* **What is required**
Within the entries below, every line containing "text" is to be copied.
[[ Input data, beginning ]]
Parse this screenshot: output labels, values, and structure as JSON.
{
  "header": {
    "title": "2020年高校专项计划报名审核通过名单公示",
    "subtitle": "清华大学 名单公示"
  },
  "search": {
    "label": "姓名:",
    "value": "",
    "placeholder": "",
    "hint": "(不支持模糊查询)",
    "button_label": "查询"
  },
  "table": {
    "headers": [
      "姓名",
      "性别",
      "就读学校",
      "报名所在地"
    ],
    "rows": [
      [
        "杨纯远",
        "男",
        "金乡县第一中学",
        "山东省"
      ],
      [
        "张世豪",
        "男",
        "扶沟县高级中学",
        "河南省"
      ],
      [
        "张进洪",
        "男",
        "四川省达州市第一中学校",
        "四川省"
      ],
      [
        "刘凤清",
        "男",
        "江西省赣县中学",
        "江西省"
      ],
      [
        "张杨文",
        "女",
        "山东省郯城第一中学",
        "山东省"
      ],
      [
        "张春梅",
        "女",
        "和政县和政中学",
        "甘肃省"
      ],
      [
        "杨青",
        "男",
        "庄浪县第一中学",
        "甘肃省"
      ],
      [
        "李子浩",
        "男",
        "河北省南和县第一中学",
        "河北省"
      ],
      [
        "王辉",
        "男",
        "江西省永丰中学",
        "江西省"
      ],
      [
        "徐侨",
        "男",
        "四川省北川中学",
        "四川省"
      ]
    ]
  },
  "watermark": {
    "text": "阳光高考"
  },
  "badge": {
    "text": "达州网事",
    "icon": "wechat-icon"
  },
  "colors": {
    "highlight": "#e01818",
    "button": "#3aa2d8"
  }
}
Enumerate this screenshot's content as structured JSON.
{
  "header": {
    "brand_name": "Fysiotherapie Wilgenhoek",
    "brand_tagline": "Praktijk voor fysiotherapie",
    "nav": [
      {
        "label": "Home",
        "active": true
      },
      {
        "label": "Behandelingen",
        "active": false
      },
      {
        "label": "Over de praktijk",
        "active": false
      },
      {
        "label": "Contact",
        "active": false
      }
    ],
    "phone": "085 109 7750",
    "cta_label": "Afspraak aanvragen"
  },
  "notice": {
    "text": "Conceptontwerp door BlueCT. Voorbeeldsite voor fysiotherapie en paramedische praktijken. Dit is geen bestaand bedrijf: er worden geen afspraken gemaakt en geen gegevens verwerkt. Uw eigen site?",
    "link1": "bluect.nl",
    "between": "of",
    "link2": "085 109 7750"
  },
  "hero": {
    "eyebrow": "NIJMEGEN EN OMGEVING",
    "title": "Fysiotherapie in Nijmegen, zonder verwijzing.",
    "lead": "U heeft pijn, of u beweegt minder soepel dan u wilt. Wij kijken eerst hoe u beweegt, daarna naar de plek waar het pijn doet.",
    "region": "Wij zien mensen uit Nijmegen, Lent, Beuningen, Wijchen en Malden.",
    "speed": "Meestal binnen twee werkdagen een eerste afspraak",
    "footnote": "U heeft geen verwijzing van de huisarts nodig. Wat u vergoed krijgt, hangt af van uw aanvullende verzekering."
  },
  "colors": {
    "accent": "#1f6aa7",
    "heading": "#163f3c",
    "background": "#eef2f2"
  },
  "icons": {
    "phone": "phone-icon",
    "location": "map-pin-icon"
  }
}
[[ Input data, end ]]
* **Response below**
    "text": "阳光高考"
    "text": "达州网事",
    "text": "Conceptontwerp door BlueCT. Voorbeeldsite voor fysiotherapie en paramedische praktijken. Dit is geen bestaand bedrijf: er worden geen afspraken gemaakt en geen gegevens verwerkt. Uw eigen site?",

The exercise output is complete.